Lighting up the cigar I am greeted by some wonderful notes that show wood and creamy flavors, and there is a nice bit of pepper and spices present as well. I am getting some herbal notes with that, and there is an overall cocoa and milk chocolate flavor that is very enjoyable. It is a round cigar in the amount of flavors present, and it has a nice bit of depth and complexity as well. I am finding the strength of the cigar to be at a medium level, and the body of the cigar is at a level between medium and medium full. The construction of the cigar is top notch, and I am getting a razor sharp burn line with a nice firm ash that is holding on to the cigar with ease. The ash is this lovely light charcoal coloring and I am getting a nice bit of thick gray smoke produced as well.
When I move into the second third of the cigar I am finding the creamy and woody notes to be pairing now and working wonderfully at that. There are some great mineral and herbal notes with that, and it has a terrific cocoa flavor profile present as well. The cocoa notes are these cocoa powder notes that are not overly sweet, and there is this solid milk chocolate flavor following that which is sweeter. I would say the strength of the cigar is remaining at a medium level overall and the body is becoming more medium full like as I get further into the cigar. In terms of construction the cigar is top notch and it is a classic example of a well made cigar by E.P. Carrillo. The burn line on the cigar is razor sharp and the ash has this great light charcoal coloring that is holding on firmly. I am getting a great draw with the cigar and a lovely finish.
I am in the final third of the cigar now and the cigar is finishing wonderfully. The flavors have really grown and shown some transitioning in each third,and that is the case with this third as well. There is a nice bit of complexity and depth to the cigar and it shows the blending skills of E.P. Carrillo and Jon Huber. There is a terrific coffee flavor present in this third and it is pairing with some dark chocolate and cocoa powder notes. The chocolate notes are not very sweet but more bitter. There are still some solid wood, herb and mineral notes, and it has a very tobacco like finish that is pretty potent. The construction of the cigar is as perfect as it has been, and the razor sharp burn line is perfect all the way to the end. The ash has the same and lovely light charcoal ash coloring, and there is a great amount of smoke produced as well. The final draw is cool and flavorful, and the cigar finishes with a medium strength and a medium full body.

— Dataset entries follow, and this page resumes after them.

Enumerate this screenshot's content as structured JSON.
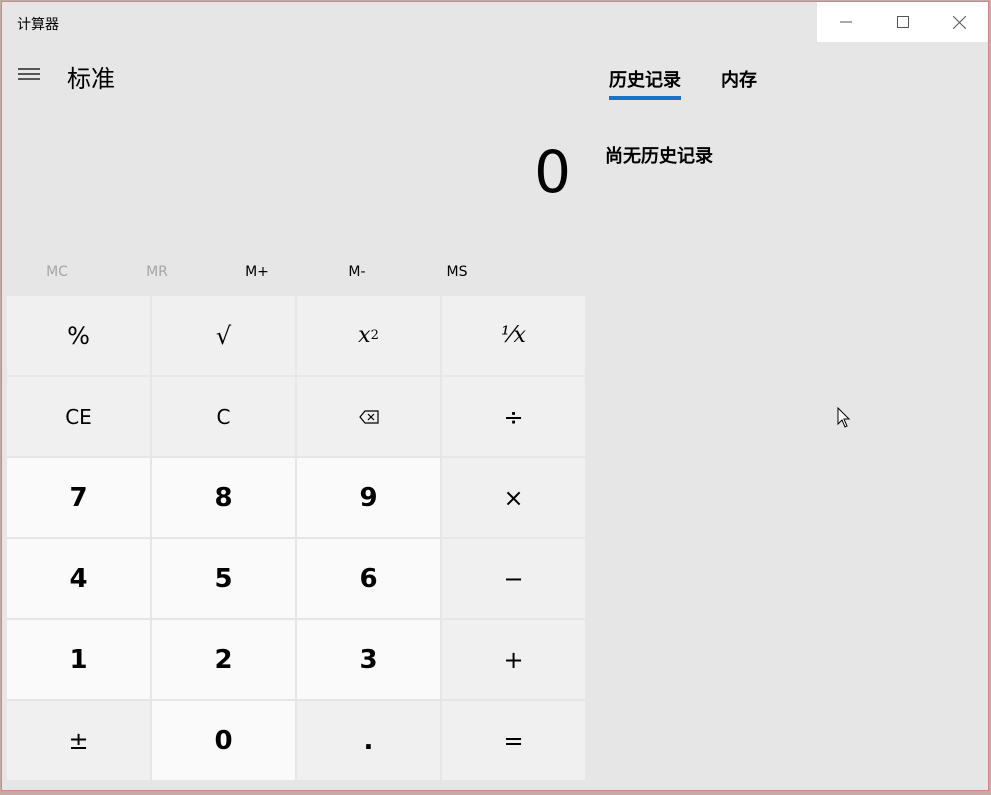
{
  "window": {
    "title": "计算器",
    "mode_title": "标准",
    "accent": "#1a73c4"
  },
  "display": {
    "value": "0"
  },
  "memory": {
    "buttons": [
      {
        "label": "MC",
        "enabled": false
      },
      {
        "label": "MR",
        "enabled": false
      },
      {
        "label": "M+",
        "enabled": true
      },
      {
        "label": "M-",
        "enabled": true
      },
      {
        "label": "MS",
        "enabled": true
      }
    ]
  },
  "keys": {
    "percent": "%",
    "sqrt": "√",
    "square_base": "x",
    "square_exp": "2",
    "reciprocal": "⅟x",
    "clear_entry": "CE",
    "clear": "C",
    "backspace_icon": "backspace-icon",
    "divide": "÷",
    "seven": "7",
    "eight": "8",
    "nine": "9",
    "multiply": "×",
    "four": "4",
    "five": "5",
    "six": "6",
    "minus": "−",
    "one": "1",
    "two": "2",
    "three": "3",
    "plus": "+",
    "negate": "±",
    "zero": "0",
    "decimal": ".",
    "equals": "="
  },
  "side_panel": {
    "tabs": [
      {
        "label": "历史记录",
        "active": true
      },
      {
        "label": "内存",
        "active": false
      }
    ],
    "empty_message": "尚无历史记录"
  }
}
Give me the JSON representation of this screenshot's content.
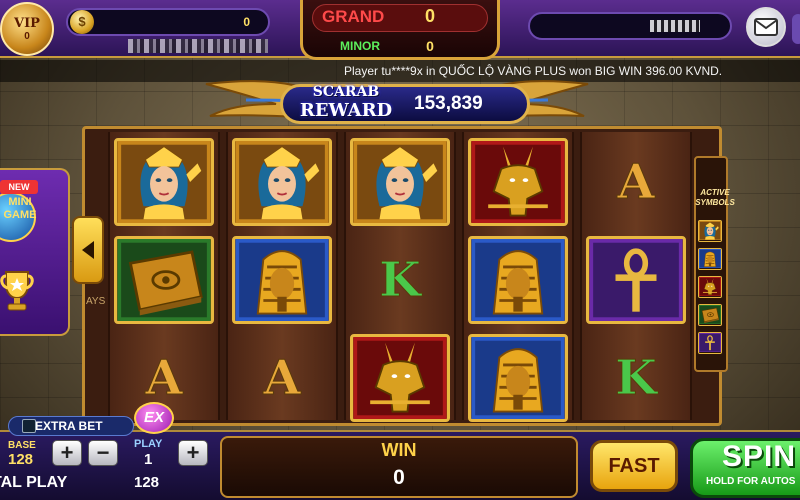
{
  "topbar": {
    "vip_label": "VIP",
    "vip_level": "0",
    "coin_symbol": "$",
    "coin_balance": "0"
  },
  "jackpot": {
    "grand_label": "GRAND",
    "grand_value": "0",
    "minor_label": "MINOR",
    "minor_value": "0"
  },
  "ticker": {
    "message": "Player tu****9x in  QUỐC LỘ VÀNG PLUS  won  BIG WIN 396.00 KVND."
  },
  "reward": {
    "title_line1": "SCARAB",
    "title_line2": "REWARD",
    "value": "153,839"
  },
  "reels": [
    [
      "queen",
      "book",
      "A"
    ],
    [
      "queen",
      "pharaoh",
      "A"
    ],
    [
      "queen",
      "K",
      "anubis"
    ],
    [
      "anubis",
      "pharaoh",
      "pharaoh"
    ],
    [
      "A",
      "ankh",
      "K"
    ]
  ],
  "side": {
    "mini_badge": "NEW",
    "mini_label": "MINI GAME",
    "side_text": "AYS"
  },
  "active_symbols": {
    "title": "ACTIVE SYMBOLS",
    "icons": [
      "queen",
      "pharaoh",
      "anubis",
      "book",
      "ankh"
    ]
  },
  "bottom": {
    "extra_bet_label": "EXTRA BET",
    "ex_label": "EX",
    "base_label": "BASE",
    "base_value": "128",
    "play_label": "PLAY",
    "play_value": "1",
    "total_label": "TAL PLAY",
    "total_value": "128",
    "win_label": "WIN",
    "win_value": "0",
    "fast_label": "FAST",
    "spin_label": "SPIN",
    "spin_sub": "HOLD FOR AUTOS"
  },
  "colors": {
    "letter_A": "#e8a83a",
    "letter_K": "#4ac84a",
    "gold": "#e8b840"
  }
}
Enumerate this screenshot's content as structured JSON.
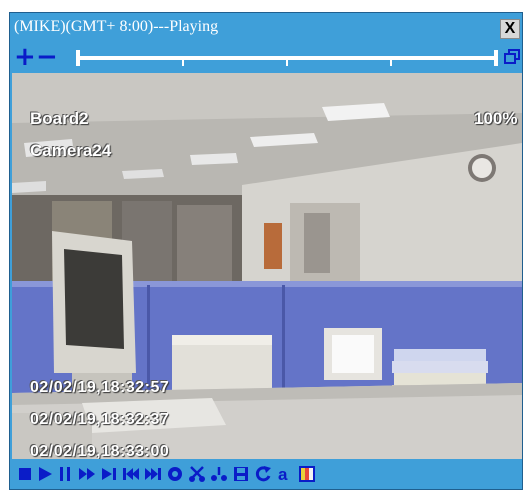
{
  "window": {
    "title": "(MIKE)(GMT+ 8:00)---Playing",
    "close_label": "X"
  },
  "zoom": {
    "zoom_in_label": "+",
    "zoom_out_label": "−"
  },
  "video": {
    "board": "Board2",
    "camera": "Camera24",
    "zoom_level": "100%",
    "timestamps": [
      "02/02/19,18:32:57",
      "02/02/19,18:32:37",
      "02/02/19,18:33:00"
    ]
  },
  "controls": [
    {
      "name": "stop-icon"
    },
    {
      "name": "play-icon"
    },
    {
      "name": "pause-icon"
    },
    {
      "name": "fast-forward-icon"
    },
    {
      "name": "step-forward-icon"
    },
    {
      "name": "skip-back-icon"
    },
    {
      "name": "skip-forward-icon"
    },
    {
      "name": "settings-icon"
    },
    {
      "name": "cut-icon"
    },
    {
      "name": "snip-icon"
    },
    {
      "name": "save-icon"
    },
    {
      "name": "refresh-icon"
    },
    {
      "name": "audio-icon"
    },
    {
      "name": "color-icon"
    }
  ],
  "colors": {
    "window_blue": "#3f9fd9",
    "icon_blue": "#0a1cc8"
  }
}
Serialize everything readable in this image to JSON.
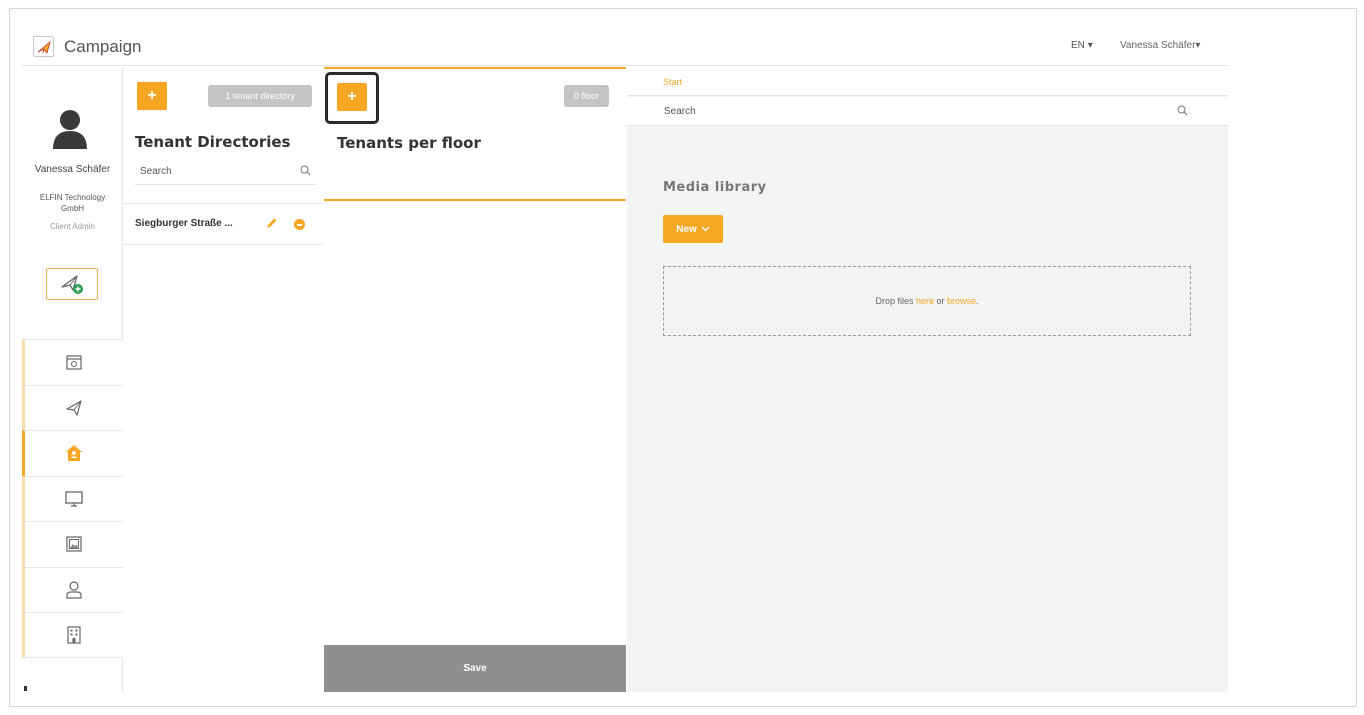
{
  "header": {
    "app_title": "Campaign",
    "language": "EN",
    "user_menu": "Vanessa Schäfer"
  },
  "sidebar": {
    "user_name": "Vanessa Schäfer",
    "company": "ELFIN Technology GmbH",
    "role": "Client Admin",
    "nav_items": [
      {
        "icon": "calendar-icon",
        "active": false
      },
      {
        "icon": "paper-plane-icon",
        "active": false
      },
      {
        "icon": "house-icon",
        "active": true
      },
      {
        "icon": "monitor-icon",
        "active": false
      },
      {
        "icon": "image-frame-icon",
        "active": false
      },
      {
        "icon": "user-icon",
        "active": false
      },
      {
        "icon": "building-icon",
        "active": false
      }
    ]
  },
  "tenant_directories": {
    "add_label": "+",
    "count_badge": "1 tenant directory",
    "title": "Tenant Directories",
    "search_placeholder": "Search",
    "items": [
      {
        "name": "Siegburger Straße ..."
      }
    ]
  },
  "tenants_per_floor": {
    "add_label": "+",
    "count_badge": "0 floor",
    "title": "Tenants per floor",
    "save_label": "Save"
  },
  "media": {
    "breadcrumb": "Start",
    "search_placeholder": "Search",
    "title": "Media library",
    "new_button": "New",
    "drop_prefix": "Drop files ",
    "drop_here": "here",
    "drop_or": " or ",
    "drop_browse": "browse",
    "drop_suffix": "."
  },
  "colors": {
    "accent": "#f5a623",
    "panel_bg": "#f2f4f4",
    "save_bar": "#8f8f8f"
  }
}
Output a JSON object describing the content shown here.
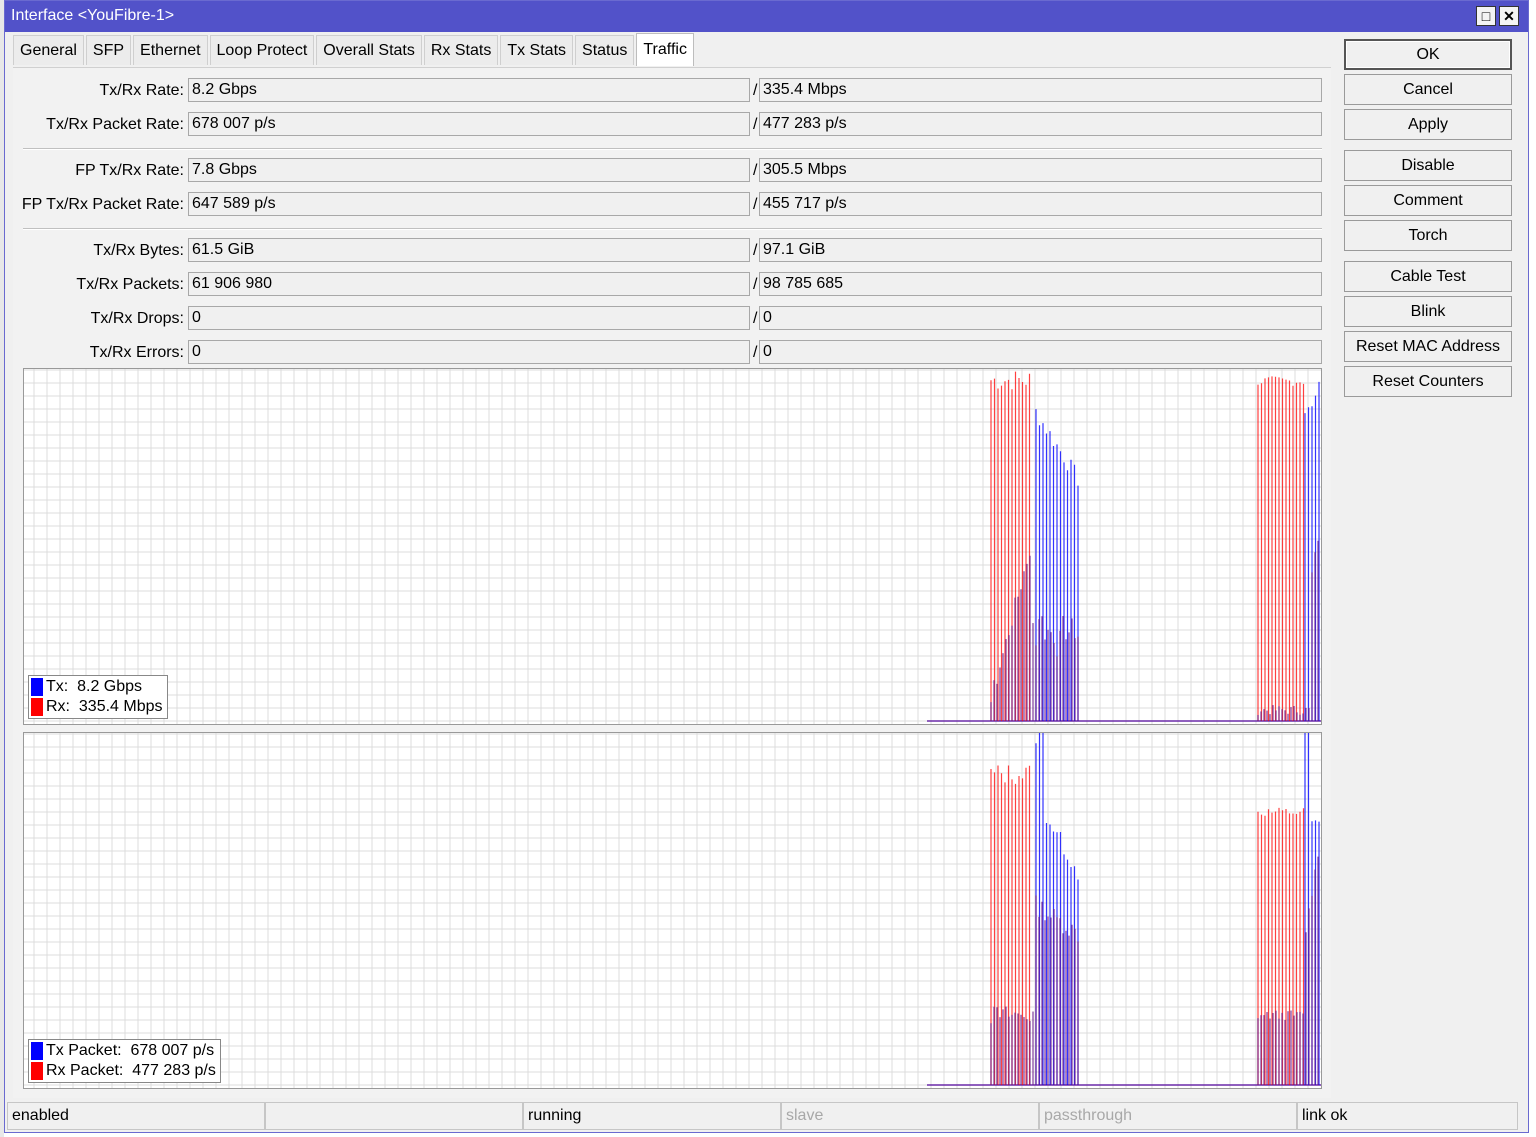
{
  "window": {
    "title": "Interface <YouFibre-1>",
    "maximize_glyph": "□",
    "close_glyph": "✕"
  },
  "tabs": [
    {
      "label": "General"
    },
    {
      "label": "SFP"
    },
    {
      "label": "Ethernet"
    },
    {
      "label": "Loop Protect"
    },
    {
      "label": "Overall Stats"
    },
    {
      "label": "Rx Stats"
    },
    {
      "label": "Tx Stats"
    },
    {
      "label": "Status"
    },
    {
      "label": "Traffic",
      "active": true
    }
  ],
  "stats": [
    {
      "label": "Tx/Rx Rate:",
      "tx": "8.2 Gbps",
      "rx": "335.4 Mbps"
    },
    {
      "label": "Tx/Rx Packet Rate:",
      "tx": "678 007 p/s",
      "rx": "477 283 p/s"
    },
    {
      "label": "FP Tx/Rx Rate:",
      "tx": "7.8 Gbps",
      "rx": "305.5 Mbps"
    },
    {
      "label": "FP Tx/Rx Packet Rate:",
      "tx": "647 589 p/s",
      "rx": "455 717 p/s"
    },
    {
      "label": "Tx/Rx Bytes:",
      "tx": "61.5 GiB",
      "rx": "97.1 GiB"
    },
    {
      "label": "Tx/Rx Packets:",
      "tx": "61 906 980",
      "rx": "98 785 685"
    },
    {
      "label": "Tx/Rx Drops:",
      "tx": "0",
      "rx": "0"
    },
    {
      "label": "Tx/Rx Errors:",
      "tx": "0",
      "rx": "0"
    }
  ],
  "slash": "/",
  "graphs": {
    "rate_legend": {
      "tx": "Tx:  8.2 Gbps",
      "rx": "Rx:  335.4 Mbps"
    },
    "packet_legend": {
      "tx": "Tx Packet:  678 007 p/s",
      "rx": "Rx Packet:  477 283 p/s"
    },
    "tx_color": "#0000ff",
    "rx_color": "#ff0000"
  },
  "buttons": [
    {
      "label": "OK"
    },
    {
      "label": "Cancel"
    },
    {
      "label": "Apply"
    },
    {
      "label": "Disable"
    },
    {
      "label": "Comment"
    },
    {
      "label": "Torch"
    },
    {
      "label": "Cable Test"
    },
    {
      "label": "Blink"
    },
    {
      "label": "Reset MAC Address"
    },
    {
      "label": "Reset Counters"
    }
  ],
  "status": [
    "enabled",
    "",
    "running",
    "slave",
    "passthrough",
    "link ok"
  ]
}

This is a cigar that has grown on me the more I have smoked it. The first time I smoked the cigar I was not thoroughly impressed, but the more I smoked it the better it got. I believe that this cigar is going to get a lot better with age, and I think the blend will age terrifically. I would describe these flavors as being young but mature with age, and I think this is a very different cigar than we have seen from Crowned Heads so far. I was not very surprised by the terrific construction, and that is because of the factory in which the cigar is made. I think one of the smartest thing the company did was team up with E.P. Carrillo to produce their cigars. So many people are going to Nicaragua, and they went to the Dominican Republic. I would not be surprised if you see me raving about this cigar in November and December. I am giving this cigar a solid 90 and I believe it will be even better with age.